In the photo above, an example of the brass number plate is on Box 1374, located at Mt. Vernon Street opposite Louisburg Square, Beacon Hill.
Some fire boxes are pole-mounted, usually wood utility poles located in residential areas of the city.
In the photo above, Box 2649, at Seymour & Rowe Streets, Roslindale, is attached to a special bracket which is screwed into the wood pole.
Above the fire box, a red and white ‘EMERGENCY’ sign increases the visibility of the fire box and its use as a public safety device.
Fire alarm boxes are standard in size and dimensions, although there are differences in some of the hardware.
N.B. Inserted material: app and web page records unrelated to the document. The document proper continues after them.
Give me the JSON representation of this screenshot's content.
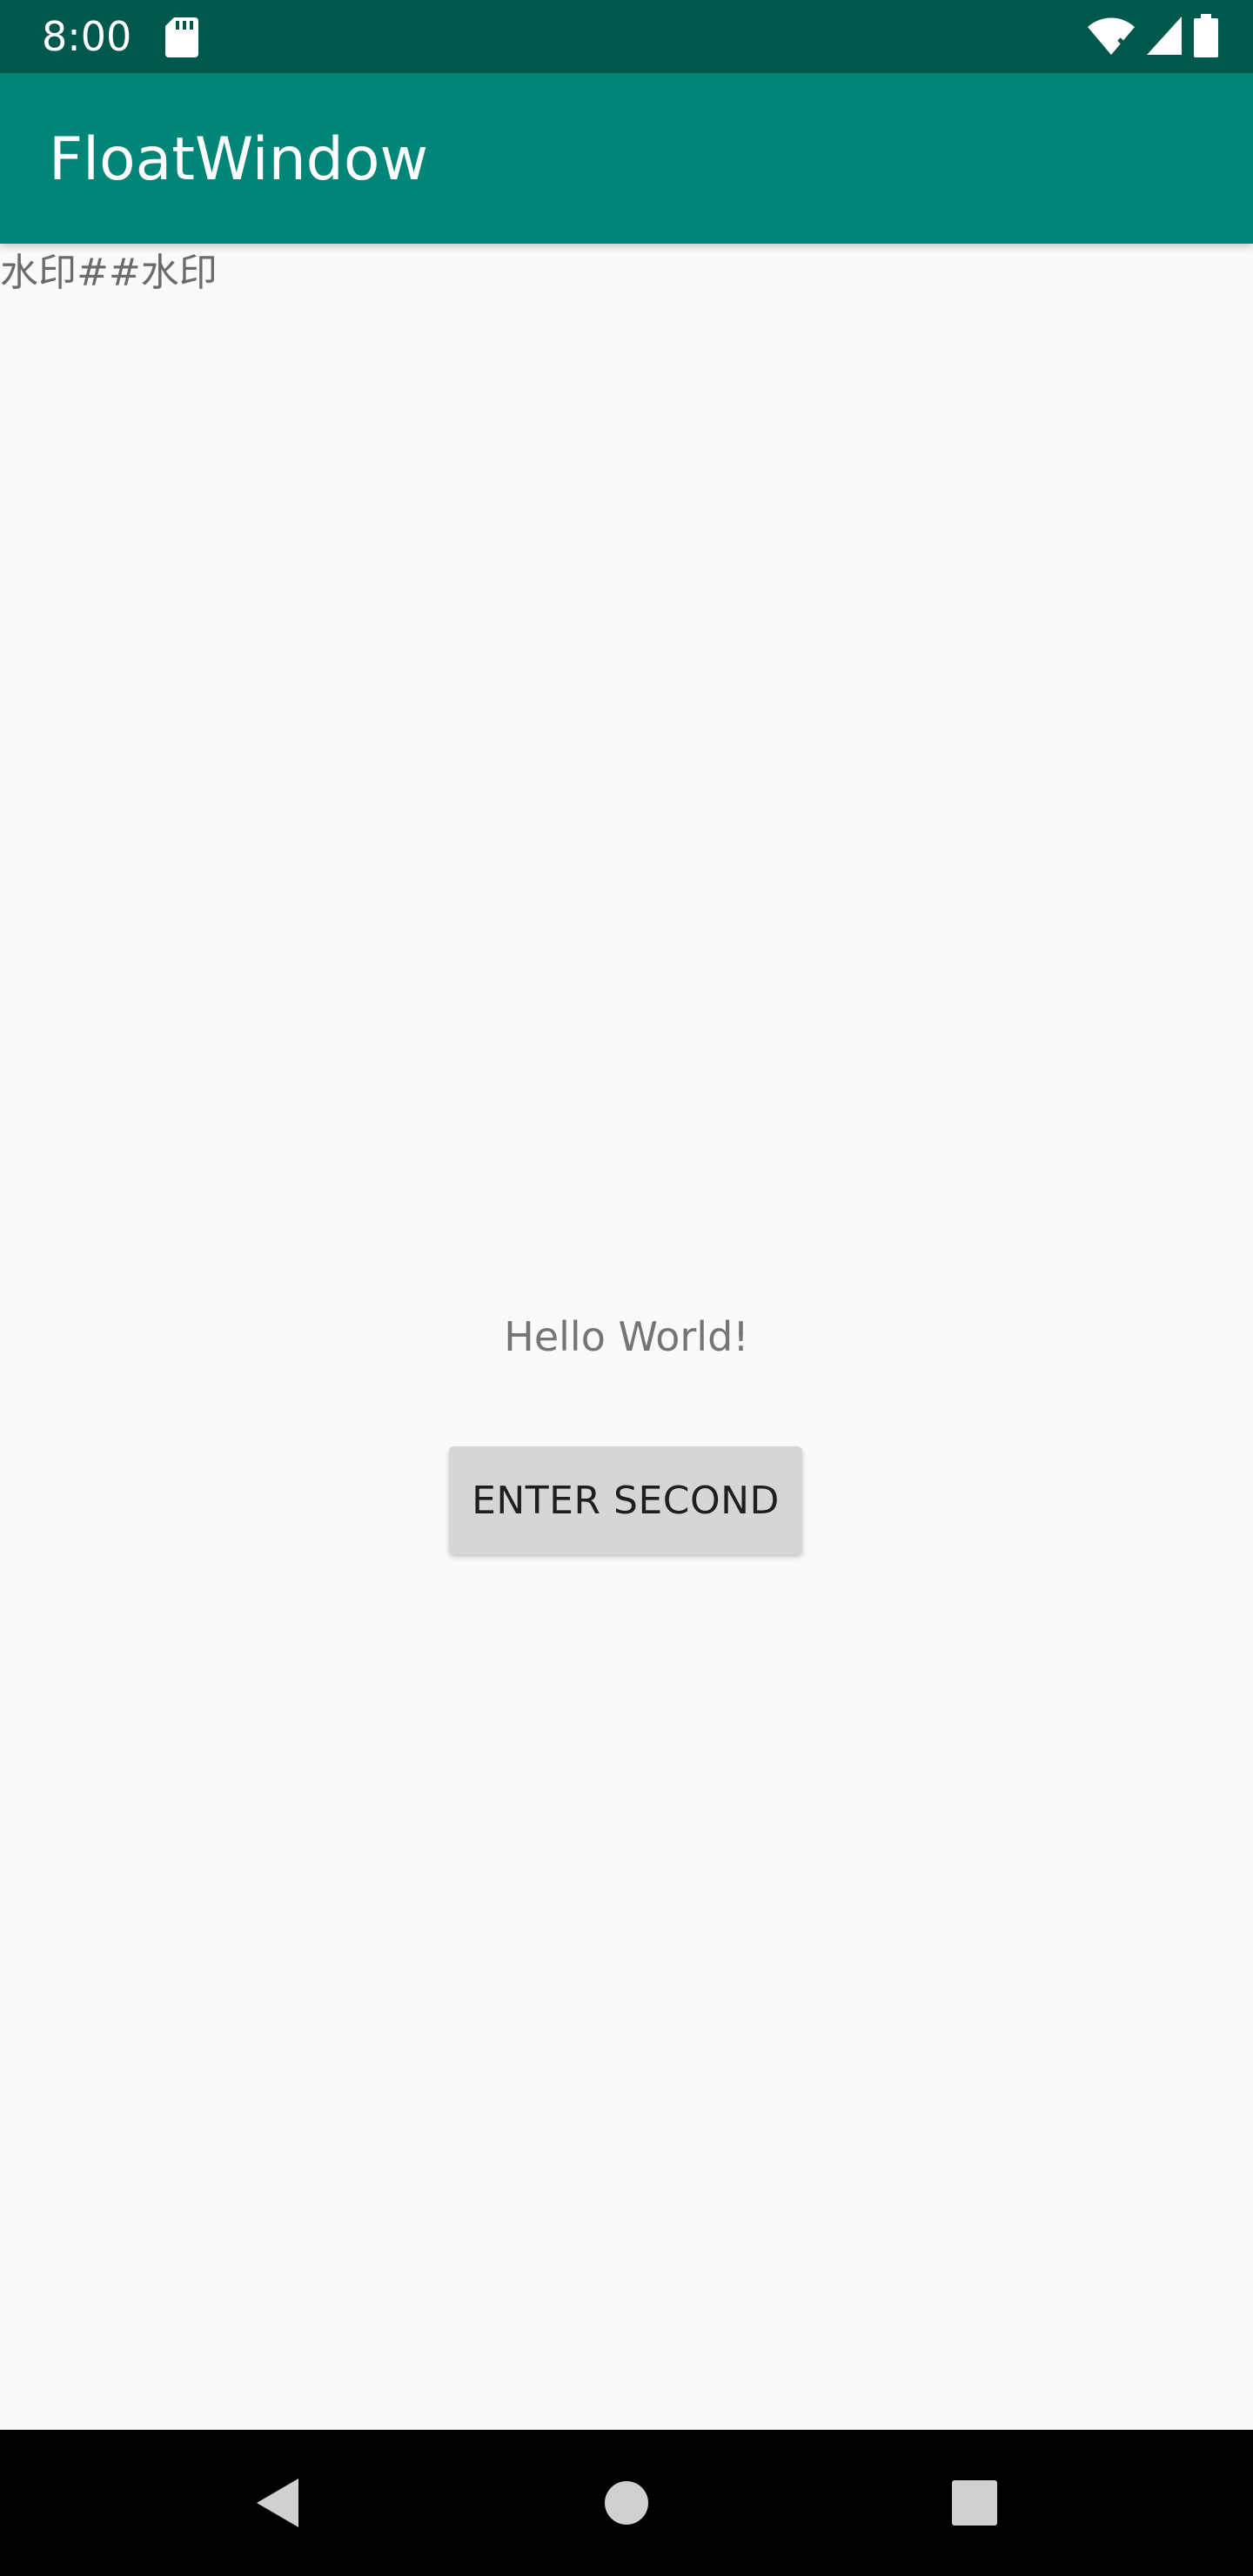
{
  "status_bar": {
    "time": "8:00",
    "icons": [
      "sd-card-icon",
      "wifi-icon",
      "cell-signal-icon",
      "battery-icon"
    ],
    "background": "#00574b"
  },
  "app_bar": {
    "title": "FloatWindow",
    "background": "#008577"
  },
  "watermark": {
    "text": "水印##水印"
  },
  "main": {
    "hello_text": "Hello World!",
    "enter_second_label": "ENTER SECOND"
  },
  "nav_bar": {
    "buttons": [
      "back-icon",
      "home-icon",
      "recents-icon"
    ]
  }
}
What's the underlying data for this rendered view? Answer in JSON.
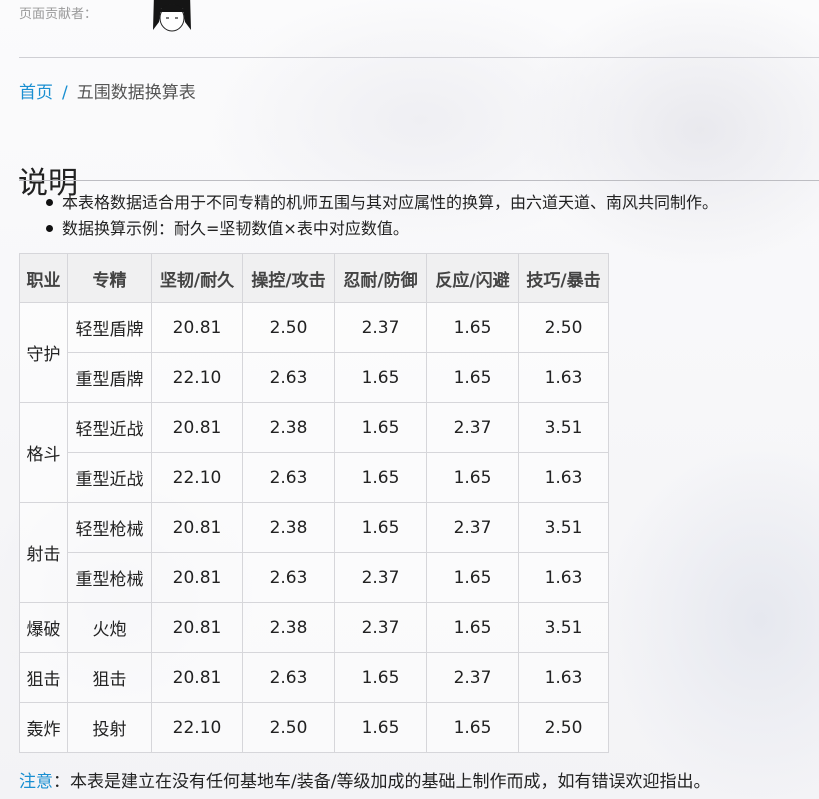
{
  "contributor": {
    "label": "页面贡献者："
  },
  "breadcrumb": {
    "home": "首页",
    "separator": "/",
    "current": "五围数据换算表"
  },
  "section": {
    "title": "说明"
  },
  "notes": [
    "本表格数据适合用于不同专精的机师五围与其对应属性的换算，由六道天道、南风共同制作。",
    "数据换算示例：耐久=坚韧数值×表中对应数值。"
  ],
  "table": {
    "headers": [
      "职业",
      "专精",
      "坚韧/耐久",
      "操控/攻击",
      "忍耐/防御",
      "反应/闪避",
      "技巧/暴击"
    ],
    "groups": [
      {
        "class": "守护",
        "rows": [
          {
            "spec": "轻型盾牌",
            "values": [
              "20.81",
              "2.50",
              "2.37",
              "1.65",
              "2.50"
            ]
          },
          {
            "spec": "重型盾牌",
            "values": [
              "22.10",
              "2.63",
              "1.65",
              "1.65",
              "1.63"
            ]
          }
        ]
      },
      {
        "class": "格斗",
        "rows": [
          {
            "spec": "轻型近战",
            "values": [
              "20.81",
              "2.38",
              "1.65",
              "2.37",
              "3.51"
            ]
          },
          {
            "spec": "重型近战",
            "values": [
              "22.10",
              "2.63",
              "1.65",
              "1.65",
              "1.63"
            ]
          }
        ]
      },
      {
        "class": "射击",
        "rows": [
          {
            "spec": "轻型枪械",
            "values": [
              "20.81",
              "2.38",
              "1.65",
              "2.37",
              "3.51"
            ]
          },
          {
            "spec": "重型枪械",
            "values": [
              "20.81",
              "2.63",
              "2.37",
              "1.65",
              "1.63"
            ]
          }
        ]
      },
      {
        "class": "爆破",
        "rows": [
          {
            "spec": "火炮",
            "values": [
              "20.81",
              "2.38",
              "2.37",
              "1.65",
              "3.51"
            ]
          }
        ]
      },
      {
        "class": "狙击",
        "rows": [
          {
            "spec": "狙击",
            "values": [
              "20.81",
              "2.63",
              "1.65",
              "2.37",
              "1.63"
            ]
          }
        ]
      },
      {
        "class": "轰炸",
        "rows": [
          {
            "spec": "投射",
            "values": [
              "22.10",
              "2.50",
              "1.65",
              "1.65",
              "2.50"
            ]
          }
        ]
      }
    ]
  },
  "footer": {
    "label": "注意",
    "text": "：本表是建立在没有任何基地车/装备/等级加成的基础上制作而成，如有错误欢迎指出。"
  },
  "colors": {
    "link": "#1a8fd1",
    "border": "#d6d6da",
    "header_bg": "#eeeef0"
  },
  "icons": {
    "contributor_avatar": "avatar-icon"
  }
}
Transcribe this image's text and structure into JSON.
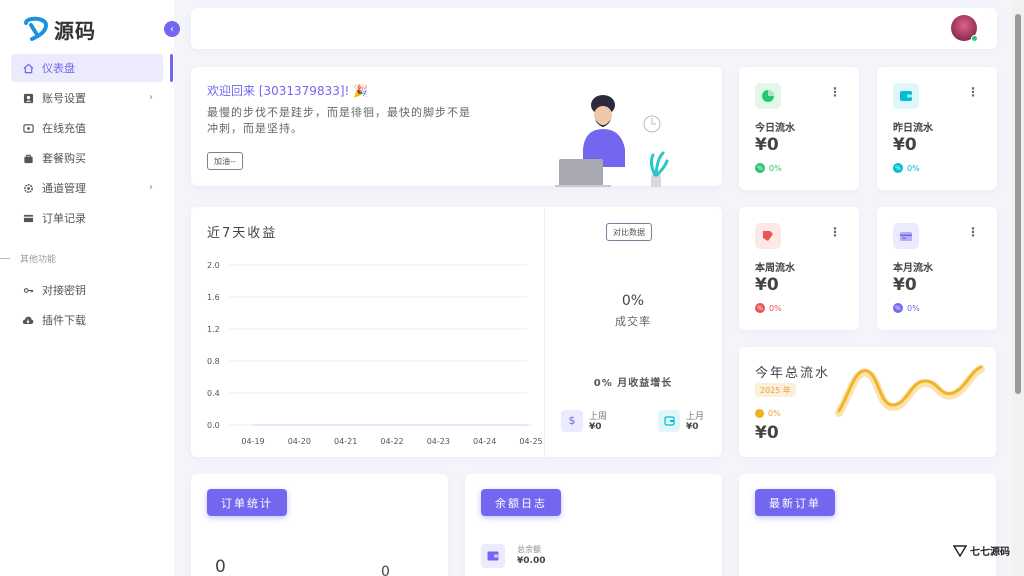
{
  "brand": {
    "name": "源码"
  },
  "sidebar": {
    "items": [
      {
        "label": "仪表盘",
        "icon": "home-icon"
      },
      {
        "label": "账号设置",
        "icon": "user-card-icon"
      },
      {
        "label": "在线充值",
        "icon": "wallet-icon"
      },
      {
        "label": "套餐购买",
        "icon": "bag-icon"
      },
      {
        "label": "通道管理",
        "icon": "gear-icon"
      },
      {
        "label": "订单记录",
        "icon": "card-icon"
      }
    ],
    "section_title": "其他功能",
    "other_items": [
      {
        "label": "对接密钥",
        "icon": "key-icon"
      },
      {
        "label": "插件下载",
        "icon": "cloud-download-icon"
      }
    ]
  },
  "welcome": {
    "title": "欢迎回来 [3031379833]! 🎉",
    "text": "最慢的步伐不是跬步，而是徘徊，最快的脚步不是冲刺，而是坚持。",
    "button": "加油--"
  },
  "stats": [
    {
      "label": "今日流水",
      "value": "¥0",
      "pct": "0%",
      "color": "#28c76f",
      "bg": "#e0f7e9",
      "icon": "pie-chart-icon"
    },
    {
      "label": "昨日流水",
      "value": "¥0",
      "pct": "0%",
      "color": "#00bcd4",
      "bg": "#dff7fb",
      "icon": "wallet-icon"
    },
    {
      "label": "本周流水",
      "value": "¥0",
      "pct": "0%",
      "color": "#ea5455",
      "bg": "#fde7e7",
      "icon": "tag-icon"
    },
    {
      "label": "本月流水",
      "value": "¥0",
      "pct": "0%",
      "color": "#7367f0",
      "bg": "#eceafd",
      "icon": "credit-card-icon"
    }
  ],
  "chart": {
    "title": "近7天收益",
    "compare_button": "对比数据",
    "rate_value": "0%",
    "rate_label": "成交率",
    "growth": "0% 月收益增长",
    "last_week_label": "上周",
    "last_week_value": "¥0",
    "last_month_label": "上月",
    "last_month_value": "¥0"
  },
  "chart_data": {
    "type": "line",
    "title": "近7天收益",
    "categories": [
      "04-19",
      "04-20",
      "04-21",
      "04-22",
      "04-23",
      "04-24",
      "04-25"
    ],
    "values": [
      0,
      0,
      0,
      0,
      0,
      0,
      0
    ],
    "yticks": [
      "2.0",
      "1.6",
      "1.2",
      "0.8",
      "0.4",
      "0.0"
    ],
    "ylim": [
      0,
      2
    ],
    "grid": true
  },
  "year": {
    "title": "今年总流水",
    "badge": "2025 年",
    "pct": "0%",
    "value": "¥0"
  },
  "bottom": {
    "orders_title": "订单统计",
    "orders_value_a": "0",
    "orders_value_b": "0",
    "balance_title": "余额日志",
    "balance_label": "总余额",
    "balance_value": "¥0.00",
    "latest_title": "最新订单"
  },
  "watermark": "七七源码"
}
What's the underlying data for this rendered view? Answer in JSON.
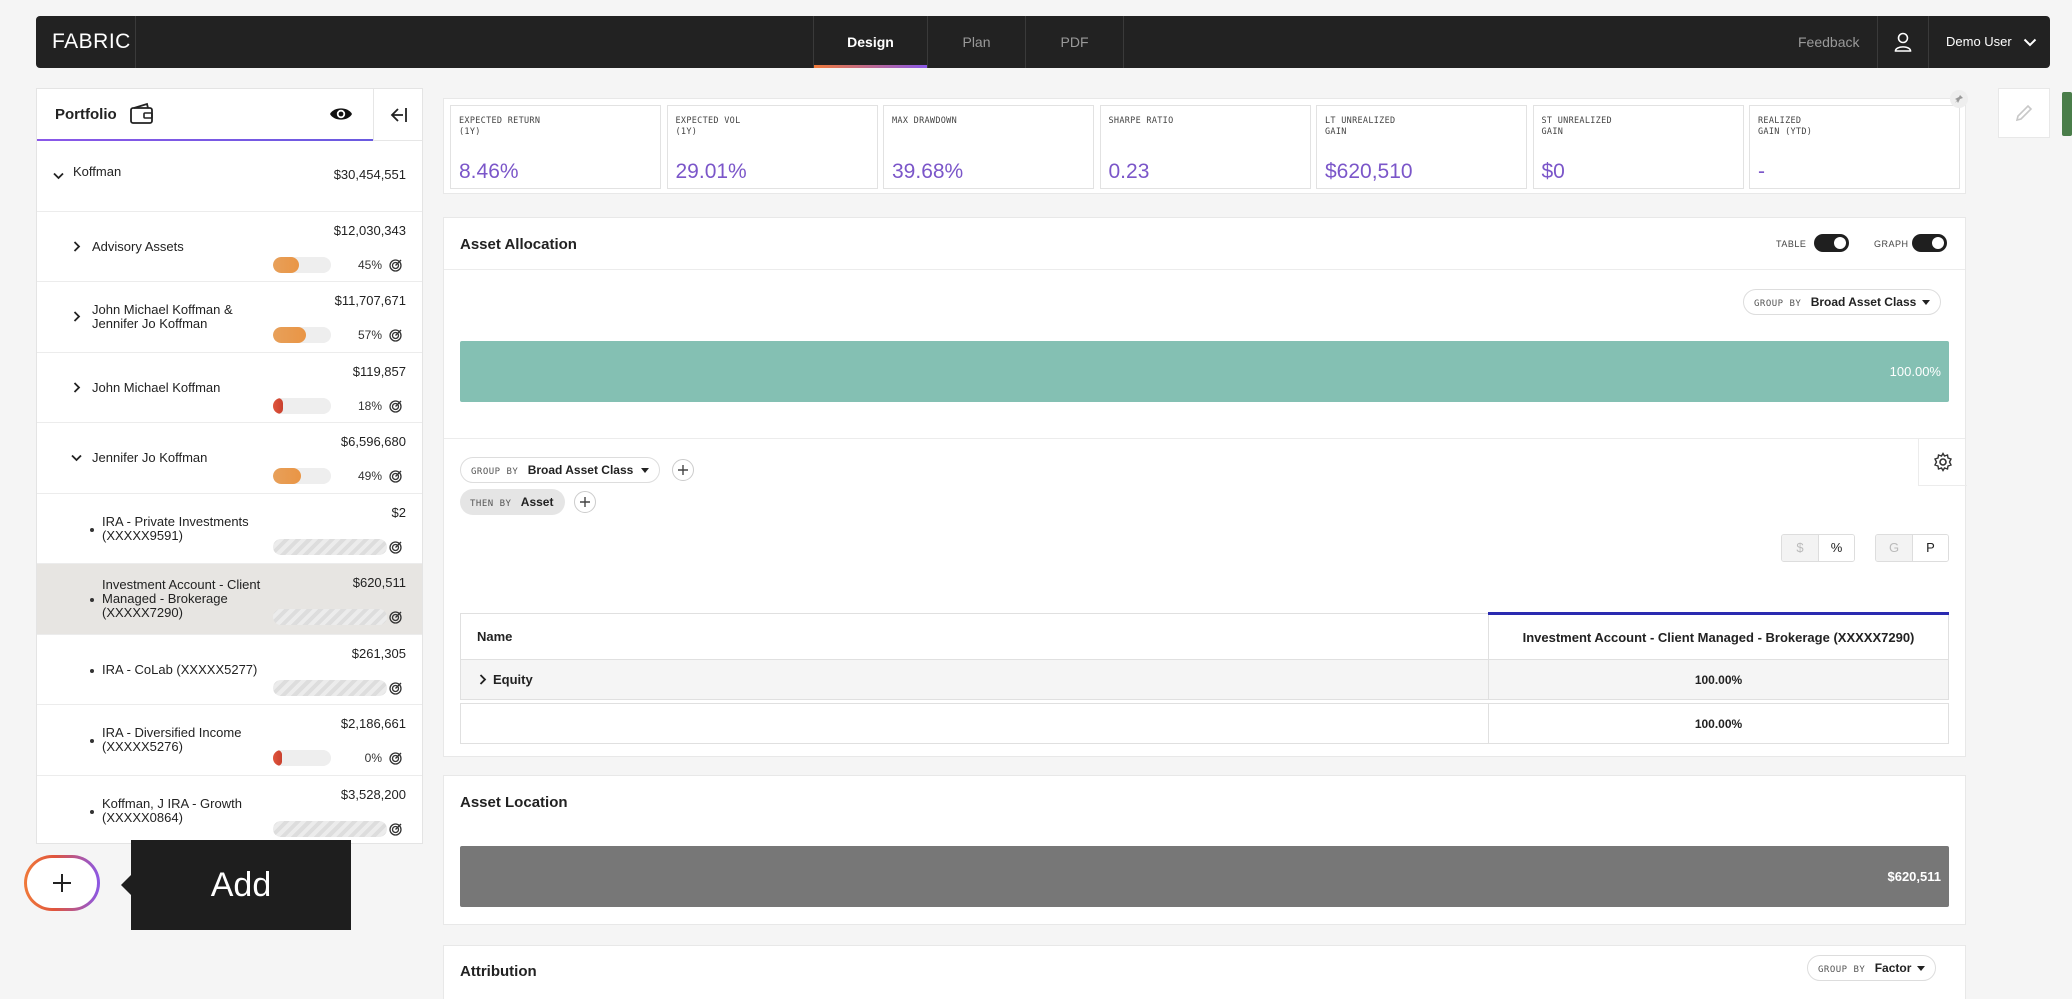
{
  "nav": {
    "logo": "FABRIC",
    "tabs": [
      {
        "label": "Design",
        "active": true
      },
      {
        "label": "Plan",
        "active": false
      },
      {
        "label": "PDF",
        "active": false
      }
    ],
    "feedback": "Feedback",
    "user_name": "Demo User",
    "icons": {
      "user": "user-icon",
      "chevron": "chevron-down-icon"
    }
  },
  "portfolio": {
    "title": "Portfolio",
    "icons": {
      "wallet": "wallet-icon",
      "eye": "eye-icon",
      "collapse": "collapse-left-icon"
    },
    "rows": [
      {
        "name": "Koffman",
        "amount": "$30,454,551"
      },
      {
        "name": "Advisory Assets",
        "amount": "$12,030,343",
        "pct": "45%",
        "fill": 0.45
      },
      {
        "name": "John Michael Koffman & Jennifer Jo Koffman",
        "amount": "$11,707,671",
        "pct": "57%",
        "fill": 0.57
      },
      {
        "name": "John Michael Koffman",
        "amount": "$119,857",
        "pct": "18%",
        "fill": 0.18
      },
      {
        "name": "Jennifer Jo Koffman",
        "amount": "$6,596,680",
        "pct": "49%",
        "fill": 0.49
      },
      {
        "name": "IRA - Private Investments (XXXXX9591)",
        "amount": "$2"
      },
      {
        "name": "Investment Account - Client Managed - Brokerage (XXXXX7290)",
        "amount": "$620,511"
      },
      {
        "name": "IRA - CoLab (XXXXX5277)",
        "amount": "$261,305"
      },
      {
        "name": "IRA - Diversified Income (XXXXX5276)",
        "amount": "$2,186,661",
        "pct": "0%",
        "fill": 0.0
      },
      {
        "name": "Koffman, J IRA - Growth (XXXXX0864)",
        "amount": "$3,528,200"
      }
    ]
  },
  "add_tooltip": "Add",
  "metrics": [
    {
      "label1": "EXPECTED RETURN",
      "label2": "(1Y)",
      "value": "8.46%"
    },
    {
      "label1": "EXPECTED VOL",
      "label2": "(1Y)",
      "value": "29.01%"
    },
    {
      "label1": "MAX DRAWDOWN",
      "label2": "",
      "value": "39.68%"
    },
    {
      "label1": "SHARPE RATIO",
      "label2": "",
      "value": "0.23"
    },
    {
      "label1": "LT UNREALIZED",
      "label2": "GAIN",
      "value": "$620,510"
    },
    {
      "label1": "ST UNREALIZED",
      "label2": "GAIN",
      "value": "$0"
    },
    {
      "label1": "REALIZED",
      "label2": "GAIN (YTD)",
      "value": "-"
    }
  ],
  "asset_allocation": {
    "title": "Asset Allocation",
    "table_label": "TABLE",
    "graph_label": "GRAPH",
    "group_by_label": "GROUP BY",
    "group_by_value": "Broad Asset Class",
    "bar_value": "100.00%",
    "then_by_label": "THEN BY",
    "then_by_value": "Asset",
    "seg1": [
      "$",
      "%"
    ],
    "seg2": [
      "G",
      "P"
    ],
    "table": {
      "col_name": "Name",
      "col_account": "Investment Account - Client Managed - Brokerage (XXXXX7290)",
      "rows": [
        {
          "name": "Equity",
          "value": "100.00%"
        },
        {
          "name": "",
          "value": "100.00%"
        }
      ]
    }
  },
  "asset_location": {
    "title": "Asset Location",
    "bar_value": "$620,511"
  },
  "attribution": {
    "title": "Attribution",
    "group_by_label": "GROUP BY",
    "group_by_value": "Factor"
  },
  "colors": {
    "accent_purple": "#7b56c9",
    "allocation_teal": "#84c0b3",
    "location_gray": "#777777",
    "progress_orange": "#e99545",
    "progress_red": "#c9402e",
    "table_accent": "#2a2ab0"
  }
}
In the photo above, Box 7161, at East First & ‘E’ Streets, South Boston, the Gamewell insignia at the top of the box is larger than other boxes. The horizontal bar above the white handle creates a square access door to the interior of the box, which differs from other examples on this page.
The Boston Fire Alarm Box Key, in the photo above, allows access by firefighters to the internal workings of the fire box. The key has the general shape of a ‘J’ and was thus called a ‘J-key’.
In the early days of the fire alarm system in the 1850’s – 1870’s, all the fire boxes were locked. Only trusted citizens in the area were give a key to the fire alarm boxes. In order to send in an alarm, a citizen would need to find a person with a key, have that person open the box and pull the alarm.
As the fire alarm system developed and increased in size, the need to allow ordinary citizens to send in an alarm became apparent. As a result, the boxes were unlocked and the design changed to have a hook accessible to the public.
The brass plate states ‘Pull The Hook Down Once Only’, in order to send an alarm. It also states, at the bottom, ‘Do Not Repeat The Alarm’. These instructions were stated because pulling the hook multiple times would interfere with the transmition of telegraphic signals.
The ‘J-key’, a copy of which is provided to all Boston firefighters, is thought to be source of the term ‘Jake’ as a reference to a Boston firefighter.
Earlier, fire boxes were constructed with types of hardware that are no longer in service.